What to do
In the copy of these records, include no pictures and change nothing else.

>>>>>

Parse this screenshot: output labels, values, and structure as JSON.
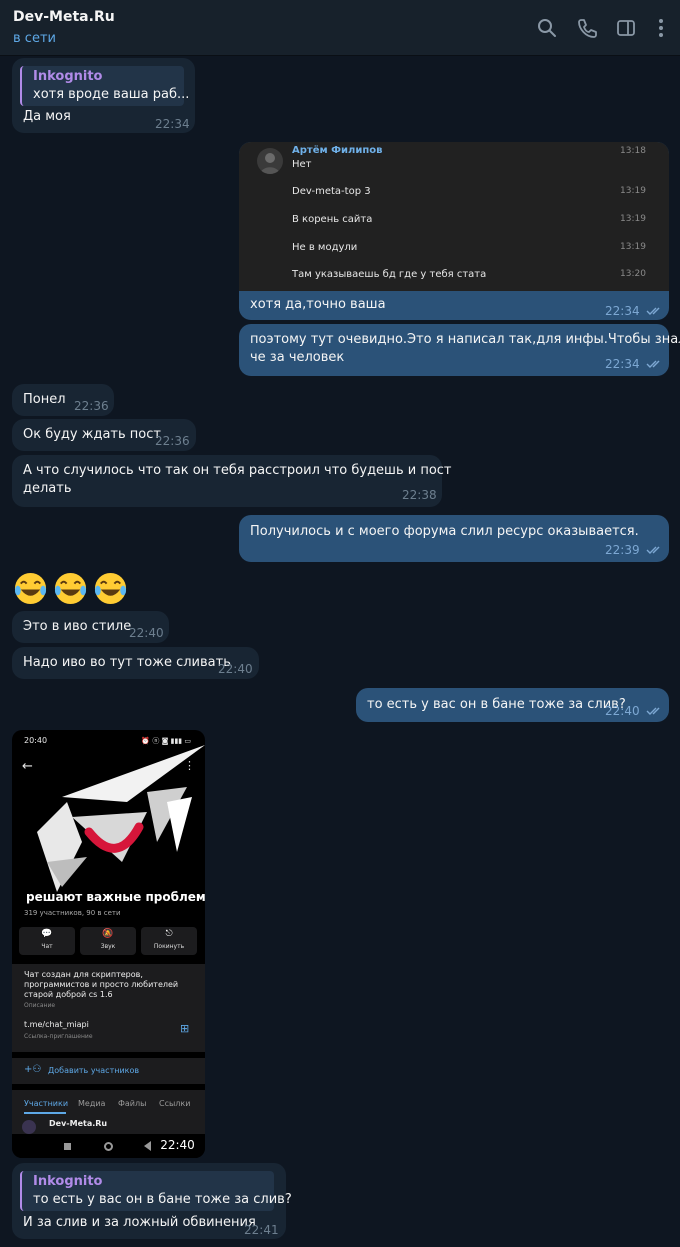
{
  "header": {
    "title": "Dev-Meta.Ru",
    "status": "в сети",
    "icons": [
      "search-icon",
      "phone-icon",
      "sidebar-icon",
      "more-icon"
    ]
  },
  "messages": {
    "m1": {
      "reply_name": "Inkognito",
      "reply_text": "хотя вроде ваша раб...",
      "text": "Да моя",
      "time": "22:34"
    },
    "m2": {
      "screenshot": {
        "sender": "Артём Филипов",
        "lines": [
          {
            "text": "Нет",
            "time": "13:18"
          },
          {
            "text": "Dev-meta-top 3",
            "time": "13:19"
          },
          {
            "text": "В корень сайта",
            "time": "13:19"
          },
          {
            "text": "Не в модули",
            "time": "13:19"
          },
          {
            "text": "Там указываешь бд где у тебя стата",
            "time": "13:20"
          }
        ]
      },
      "text": "хотя да,точно ваша",
      "time": "22:34"
    },
    "m3": {
      "line1": "поэтому тут очевидно.Это я написал так,для инфы.Чтобы знали",
      "line2": "че за человек",
      "time": "22:34"
    },
    "m4": {
      "text": "Понел",
      "time": "22:36"
    },
    "m5": {
      "text": "Ок буду ждать пост",
      "time": "22:36"
    },
    "m6": {
      "line1": "А что случилось что так он тебя расстроил что будешь  и пост",
      "line2": "делать",
      "time": "22:38"
    },
    "m7": {
      "text": "Получилось и с моего форума слил ресурс оказывается.",
      "time": "22:39"
    },
    "m8": {
      "emoji": "😂😂😂"
    },
    "m9": {
      "text": "Это в иво стиле",
      "time": "22:40"
    },
    "m10": {
      "text": "Надо иво во тут тоже сливать",
      "time": "22:40"
    },
    "m11": {
      "text": "то есть у вас он в бане тоже за слив?",
      "time": "22:40"
    },
    "m12": {
      "time": "22:40",
      "phone": {
        "clock": "20:40",
        "status_icons": "⏰ ⓝ ◙ ▮▮▮ ▭",
        "group_name": "решают важные проблемы",
        "group_sub": "319 участников, 90 в сети",
        "buttons": [
          {
            "icon": "💬",
            "label": "Чат"
          },
          {
            "icon": "🔕",
            "label": "Звук"
          },
          {
            "icon": "⎋",
            "label": "Покинуть"
          }
        ],
        "description_lines": [
          "Чат создан для скриптеров,",
          "программистов и просто любителей",
          "старой доброй cs 1.6"
        ],
        "description_label": "Описание",
        "link": "t.me/chat_miapi",
        "link_label": "Ссылка-приглашение",
        "add_members": "Добавить участников",
        "tabs": [
          "Участники",
          "Медиа",
          "Файлы",
          "Ссылки"
        ],
        "member_name": "Dev-Meta.Ru"
      }
    },
    "m13": {
      "reply_name": "Inkognito",
      "reply_text": "то есть у вас он в бане тоже за слив?",
      "text": "И за слив и за ложный обвинения",
      "time": "22:41"
    }
  },
  "colors": {
    "background": "#0e1621",
    "header": "#17212b",
    "incoming": "#182533",
    "outgoing": "#2b5278",
    "accent": "#5ea8e6",
    "reply_name": "#b18be8"
  }
}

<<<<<

Answer section
Parse this screenshot: output labels, values, and structure as JSON.
{
  "header": {
    "title": "Dev-Meta.Ru",
    "status": "в сети",
    "icons": [
      "search-icon",
      "phone-icon",
      "sidebar-icon",
      "more-icon"
    ]
  },
  "messages": {
    "m1": {
      "reply_name": "Inkognito",
      "reply_text": "хотя вроде ваша раб...",
      "text": "Да моя",
      "time": "22:34"
    },
    "m2": {
      "screenshot": {
        "sender": "Артём Филипов",
        "lines": [
          {
            "text": "Нет",
            "time": "13:18"
          },
          {
            "text": "Dev-meta-top 3",
            "time": "13:19"
          },
          {
            "text": "В корень сайта",
            "time": "13:19"
          },
          {
            "text": "Не в модули",
            "time": "13:19"
          },
          {
            "text": "Там указываешь бд где у тебя стата",
            "time": "13:20"
          }
        ]
      },
      "text": "хотя да,точно ваша",
      "time": "22:34"
    },
    "m3": {
      "line1": "поэтому тут очевидно.Это я написал так,для инфы.Чтобы знали",
      "line2": "че за человек",
      "time": "22:34"
    },
    "m4": {
      "text": "Понел",
      "time": "22:36"
    },
    "m5": {
      "text": "Ок буду ждать пост",
      "time": "22:36"
    },
    "m6": {
      "line1": "А что случилось что так он тебя расстроил что будешь  и пост",
      "line2": "делать",
      "time": "22:38"
    },
    "m7": {
      "text": "Получилось и с моего форума слил ресурс оказывается.",
      "time": "22:39"
    },
    "m8": {
      "emoji": "😂😂😂"
    },
    "m9": {
      "text": "Это в иво стиле",
      "time": "22:40"
    },
    "m10": {
      "text": "Надо иво во тут тоже сливать",
      "time": "22:40"
    },
    "m11": {
      "text": "то есть у вас он в бане тоже за слив?",
      "time": "22:40"
    },
    "m12": {
      "time": "22:40",
      "phone": {
        "clock": "20:40",
        "status_icons": "⏰ ⓝ ◙ ▮▮▮ ▭",
        "group_name": "решают важные проблемы",
        "group_sub": "319 участников, 90 в сети",
        "buttons": [
          {
            "icon": "💬",
            "label": "Чат"
          },
          {
            "icon": "🔕",
            "label": "Звук"
          },
          {
            "icon": "⎋",
            "label": "Покинуть"
          }
        ],
        "description_lines": [
          "Чат создан для скриптеров,",
          "программистов и просто любителей",
          "старой доброй cs 1.6"
        ],
        "description_label": "Описание",
        "link": "t.me/chat_miapi",
        "link_label": "Ссылка-приглашение",
        "add_members": "Добавить участников",
        "tabs": [
          "Участники",
          "Медиа",
          "Файлы",
          "Ссылки"
        ],
        "member_name": "Dev-Meta.Ru"
      }
    },
    "m13": {
      "reply_name": "Inkognito",
      "reply_text": "то есть у вас он в бане тоже за слив?",
      "text": "И за слив и за ложный обвинения",
      "time": "22:41"
    }
  },
  "colors": {
    "background": "#0e1621",
    "header": "#17212b",
    "incoming": "#182533",
    "outgoing": "#2b5278",
    "accent": "#5ea8e6",
    "reply_name": "#b18be8"
  }
}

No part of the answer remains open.